What Managed Services Do Small Businesses Need?
What Are Managed Services?
Managed services are the IT operations, functions, and processes that an organization chooses to outsource to a third-party external managed services provider (MSP).
The organization signs a contract with the MSP known as the service level agreement (SLA) that outlines the MSP’s roles and responsibilities when monitoring and managing your IT services.
According to IT trade association CompTIA, 64 percent of companies are now using MSPs for at least one of their IT functions. Businesses partner with MSPs for a variety of reasons, from bolstering their security to saving money on in-house IT personnel.
This latter point is especially important for small and medium businesses, who often lack the budget and expertise to adequately keep track of their IT environment. SMBs are already overloaded with the day-to-day requirements of running a business, and they don’t have the time to wait for this knowledge to develop organically within the organization. Indeed, the “IT person” working at many SMBs often wears multiple hats when the company can’t afford to hire a dedicated in-house staff.
MSPs fill in the gaps and ease the pain points that these organizations feel. By taking responsibilities such as training, data backups, and tech support off their plate, MSPs allow companies to focus on what they do best: improving their daily operations and keeping their end users happy.
Selecting the right MSP for your situation can be worth its weight in gold. Not only will you be freeing up time and money for your core business functions, you’ll be investing in a long-term strategic partner for your organization.
Who Uses IT Managed Services?
There’s no standard profile of what the typical MSP customer looks like. Even massive firms with large, highly competent IT departments may partner with an MSP in order to gain access to skill sets that they can’t or don’t want to develop in-house. However, many MSPs specialize in working with small and medium-sized businesses, from tiny startups all the way up to mature companies with hundreds of employees.

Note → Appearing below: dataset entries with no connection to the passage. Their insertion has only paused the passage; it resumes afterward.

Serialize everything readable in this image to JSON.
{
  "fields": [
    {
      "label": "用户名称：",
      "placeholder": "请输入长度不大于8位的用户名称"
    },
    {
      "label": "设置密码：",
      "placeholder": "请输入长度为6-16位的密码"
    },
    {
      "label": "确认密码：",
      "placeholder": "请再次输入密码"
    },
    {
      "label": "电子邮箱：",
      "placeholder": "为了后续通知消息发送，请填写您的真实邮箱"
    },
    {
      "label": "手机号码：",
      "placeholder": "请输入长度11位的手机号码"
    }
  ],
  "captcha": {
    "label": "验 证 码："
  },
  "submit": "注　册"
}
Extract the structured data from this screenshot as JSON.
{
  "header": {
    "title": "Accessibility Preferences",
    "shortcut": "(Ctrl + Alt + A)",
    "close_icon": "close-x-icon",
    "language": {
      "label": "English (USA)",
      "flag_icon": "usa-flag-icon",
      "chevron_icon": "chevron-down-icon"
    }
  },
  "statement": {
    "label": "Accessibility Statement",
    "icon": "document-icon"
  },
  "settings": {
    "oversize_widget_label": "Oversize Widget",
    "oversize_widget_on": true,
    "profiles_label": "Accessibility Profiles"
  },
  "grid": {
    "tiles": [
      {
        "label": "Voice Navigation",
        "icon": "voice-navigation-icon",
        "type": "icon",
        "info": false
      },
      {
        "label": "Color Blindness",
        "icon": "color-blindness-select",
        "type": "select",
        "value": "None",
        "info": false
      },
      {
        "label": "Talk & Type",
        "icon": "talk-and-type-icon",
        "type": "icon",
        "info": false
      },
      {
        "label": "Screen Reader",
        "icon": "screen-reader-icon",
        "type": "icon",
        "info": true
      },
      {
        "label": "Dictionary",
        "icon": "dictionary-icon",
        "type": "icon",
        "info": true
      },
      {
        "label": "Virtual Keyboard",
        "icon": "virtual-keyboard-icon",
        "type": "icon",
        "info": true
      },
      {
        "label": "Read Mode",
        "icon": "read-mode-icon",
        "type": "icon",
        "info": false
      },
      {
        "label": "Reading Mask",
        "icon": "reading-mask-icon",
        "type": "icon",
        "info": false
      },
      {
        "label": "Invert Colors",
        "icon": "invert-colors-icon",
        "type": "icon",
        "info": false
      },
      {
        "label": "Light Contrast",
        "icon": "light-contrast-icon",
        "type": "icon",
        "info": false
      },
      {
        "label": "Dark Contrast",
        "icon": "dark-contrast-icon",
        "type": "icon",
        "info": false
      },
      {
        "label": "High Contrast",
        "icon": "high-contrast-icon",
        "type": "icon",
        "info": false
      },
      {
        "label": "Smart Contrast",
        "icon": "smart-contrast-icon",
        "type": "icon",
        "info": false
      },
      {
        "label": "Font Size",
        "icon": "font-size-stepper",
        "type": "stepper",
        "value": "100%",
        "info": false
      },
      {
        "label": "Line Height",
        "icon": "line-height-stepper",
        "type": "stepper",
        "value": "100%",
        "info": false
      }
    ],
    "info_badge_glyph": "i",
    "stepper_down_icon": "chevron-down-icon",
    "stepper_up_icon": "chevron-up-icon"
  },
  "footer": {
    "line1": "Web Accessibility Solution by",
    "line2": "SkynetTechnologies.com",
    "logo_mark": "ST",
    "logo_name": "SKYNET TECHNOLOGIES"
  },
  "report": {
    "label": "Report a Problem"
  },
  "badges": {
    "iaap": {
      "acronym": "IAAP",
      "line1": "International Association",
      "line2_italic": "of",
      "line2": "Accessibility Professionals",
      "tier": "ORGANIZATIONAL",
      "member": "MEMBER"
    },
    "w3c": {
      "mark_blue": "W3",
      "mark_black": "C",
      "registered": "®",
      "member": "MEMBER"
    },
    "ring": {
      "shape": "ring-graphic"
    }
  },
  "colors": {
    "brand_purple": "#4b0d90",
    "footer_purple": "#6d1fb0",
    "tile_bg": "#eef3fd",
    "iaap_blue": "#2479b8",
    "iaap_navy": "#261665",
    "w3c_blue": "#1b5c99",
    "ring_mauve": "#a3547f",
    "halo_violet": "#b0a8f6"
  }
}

While you can’t easily predict which businesses will become MSP clients, there’s often a precipitating event that causes them to understand the problems with their existing IT setup. Data breaches, network outages, and natural disasters can all be the tipping point that forces your hand and makes you realize just how dire your situation has become.
If you’re wondering whether you could benefit from partnering with an MSP, ask yourself these questions:
- Do we have the ability to keep devices up to date and patched to avoid potential security risks?
- Have we done due diligence to test our network for potential internal and external vulnerabilities?
- If we were to have a breach, do we have the capability to find “patient zero” and remediate on our own?
- If a lightning strike fried our hardware tomorrow, do we have a plan to get back up and running? Even if we have a plan, have we actually tested it to make sure that it’s viable?
Without a well-defined plan for recovering from a breach or disaster, your business is teetering dangerously on the edge. How much downtime is acceptable and how could it impact your business, customers, and reputation? 60 percent of small businesses shut their doors within 6 months of suffering a data breach. MSPs can help you develop plans and tactics for resiliency so that even in the worst case, your company won’t become another statistic.
How Do IT Managed Service Providers Help Small Businesses?
As mentioned above, MSPs are capable of fulfilling multiple roles for their customers. For example, a growing small business with a few hundred employees may need an internal IT help desk that can assist users with simple issues such as connecting to printers and resetting their passwords. Depending on their team members’ expertise, the right MSP can do all this and more.
Other MSP offerings are more complex and more important to the organization’s survival. For example, three-quarters of companies reported that they were the target of a phishing attack in 2017. Phishing attacks can appear very much like the real organization that they attempt to imitate, but there are often important clues that help you detect them.
MSPs with strong cybersecurity knowledge can help educate their clients about risks such as phishing emails through seminars and online training videos. They can also run simulated campaigns that imitate real phishing attacks, so that you can see how many users actually clicked on a false link or opened a dangerous attachment.
When working with a more comprehensive MSP, customers often have access to a service delivery manager, who acts as their primary point of contact throughout the MSP relationship and has a clear understanding of the client environment. This person is responsible for addressing the customer’s concerns: from the time of signing the agreement, throughout the implementation process, and all the way to giving quarterly business reviews. The service delivery manager’s job is to ensure that customers are satisfied with the MSP’s services and to plan a short-term strategy for each client in the next 3 to 12 months.
The takeaway here is that there’s no such thing as a “stock offering” from an MSP. Not only are there many different kinds of MSPs, each one tailors its services to the situation, needs, and budget of the individual customer.
Managed services aren’t about convincing you to buy the latest shiny tech widgets. The right MSP will be a long-term strategic partner that you can trust to have your best interests at heart.
For more information about finding the right MSP to align with your business goals and requirements, check out our free quiz Are IT Managed Services Right For Your Organization?
About Brian Mulligan
As Vice President of Sales at Kelser, the better part of Brian's day is spent working with clients to find the best solutions to their challenges. He rolls up his sleeves and does whatever is necessary to ensure that his clients’ expectations are exceeded at every turn.
- Connect with Brian Mulligan